During his 60-year career, Bergere also was known as Joseph, the head of the household on Dynasty. He had roles in North and South, Falcon Crest, Hot L Baltimore and Incident at Vichy, according to his obituary by The Associated Press. On the 1966 Star Trek episode, called "The Savage Curtain," he received a fan following from Trekkies. In that episode, Captain Kirk meets his childhood hero, Abraham Lincoln, and they go to a planet to fight off Ghengis Khan. Read more
2007: Molly Ivins, U.S. political columnist and author, dies of breast cancer at 62.
Her livelihood was poking fun at Texas politicians, whether they were in the White House or her home base of Austin. "Molly Ivins' clever and colorful perspectives on people and politics gained her national acclaim and admiration that crossed party lines," said Texas Gov. Rick Perry, whom Ivins playfully dubbed "Governor Goodhair," according to Ivins' obituary by The Associated Press. Read more
2006: Moira Shearer, Scottish actress and internationally renowned ballerina, dies at 80.
2004: Eleanor Holm, U.S. swimmer and actress who won a gold medal at the 1932 Olympics, dies at 90.
2000: Gil Kane, U.S. comic book artist who co-created the Green Lantern and the Atom, dies at 73.
1995: George Abbott, U.S. playwright, actor, director and producer whose work included Damn Yankees and The Pajama Game, dies at 107.
1992: Mel Hein, NFL Hall of Fame center and defensive lineman who played for the New York Giants, dies at 82.
1974: Samuel Goldwyn, Polish-American film producer whose movie company eventually became MGM, dies at 94.
1974: Glenn Morris, U.S. Olympic athlete who won the gold medal in the decathlon at the 1936 Olympics in Berlin, dies at 61.
1970: Slim Harpo, U.S. blues harmonica master whose songs were covered by groups such as the Rolling Stones and Pink Floyd, dies at 46.

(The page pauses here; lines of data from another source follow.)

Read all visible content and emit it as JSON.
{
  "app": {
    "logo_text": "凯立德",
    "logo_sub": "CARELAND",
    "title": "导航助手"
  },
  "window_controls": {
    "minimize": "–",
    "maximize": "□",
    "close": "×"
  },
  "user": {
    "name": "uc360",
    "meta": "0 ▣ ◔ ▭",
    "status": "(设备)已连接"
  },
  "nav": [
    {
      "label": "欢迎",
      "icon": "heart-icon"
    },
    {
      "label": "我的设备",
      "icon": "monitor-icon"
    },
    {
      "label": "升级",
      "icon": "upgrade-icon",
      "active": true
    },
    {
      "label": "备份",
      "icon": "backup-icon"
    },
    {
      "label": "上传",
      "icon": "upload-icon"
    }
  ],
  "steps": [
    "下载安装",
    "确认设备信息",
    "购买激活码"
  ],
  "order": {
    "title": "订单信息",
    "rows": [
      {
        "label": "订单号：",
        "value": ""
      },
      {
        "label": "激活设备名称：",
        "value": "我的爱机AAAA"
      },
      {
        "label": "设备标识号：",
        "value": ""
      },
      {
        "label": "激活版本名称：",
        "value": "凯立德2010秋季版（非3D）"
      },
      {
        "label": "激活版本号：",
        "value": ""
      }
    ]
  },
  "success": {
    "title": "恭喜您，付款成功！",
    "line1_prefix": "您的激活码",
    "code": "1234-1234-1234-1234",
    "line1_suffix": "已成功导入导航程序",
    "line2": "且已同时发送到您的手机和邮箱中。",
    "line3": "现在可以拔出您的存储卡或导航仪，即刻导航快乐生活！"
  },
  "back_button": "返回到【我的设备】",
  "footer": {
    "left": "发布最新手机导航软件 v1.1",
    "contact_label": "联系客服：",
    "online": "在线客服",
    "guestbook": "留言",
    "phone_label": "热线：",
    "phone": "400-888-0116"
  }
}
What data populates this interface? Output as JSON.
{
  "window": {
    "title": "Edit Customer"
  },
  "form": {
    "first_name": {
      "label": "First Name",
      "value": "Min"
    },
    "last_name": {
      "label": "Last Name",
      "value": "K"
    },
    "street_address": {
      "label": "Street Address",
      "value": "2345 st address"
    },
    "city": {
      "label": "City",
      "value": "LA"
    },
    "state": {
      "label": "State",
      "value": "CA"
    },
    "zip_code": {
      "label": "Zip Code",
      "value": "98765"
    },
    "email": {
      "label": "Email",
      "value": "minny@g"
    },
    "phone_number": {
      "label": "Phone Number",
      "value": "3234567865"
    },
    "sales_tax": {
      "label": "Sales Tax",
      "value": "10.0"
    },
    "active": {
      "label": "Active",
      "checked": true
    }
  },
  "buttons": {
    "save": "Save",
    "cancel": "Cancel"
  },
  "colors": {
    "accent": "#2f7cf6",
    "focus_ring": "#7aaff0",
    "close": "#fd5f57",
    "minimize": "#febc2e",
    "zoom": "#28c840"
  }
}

1967: Eddie Tolan, U.S. athlete who won the gold medal in the 100 and 200 meters at the 1932 Olympics and whose nickname was the Midnight Express, dies at 58.
1956: A.A. Milne, English author known best as the author of Winnie-the-Pooh, dies at 74.
Winnie-the-Pooh was born not long after Milne's son, Christopher Robin. Many of the characters from the stories – including Pooh himself – were inspired by the young boy's stuffed toys, while Pooh's human friend, Christopher Robin, was inspired by Milne's son. Tigger, Eeyore, Piglet, Kanga and Roo all started life in Christopher Robin Milne's nursery. Those characters all had pretty easily explained names, but for anyone who has ever wondered where Winnie got his name and what exactly makes him a Pooh, there is an answer. Read more
1954: Florence Bates, U.S. character actress who appeared in more than 60 films, dies at 65.
1954: Edwin H. Armstrong, U.S. inventor who created FM radio transmission, dies at 63.
1945: Eddie Slovik, U.S. soldier who was the only soldier executed for desertion during World War II, dies at 24.
1942: Henry Larkin, U.S. professional baseball player who in 1885 set a record by hitting four doubles in one game, a record that has only been tied to this day, dies at 82.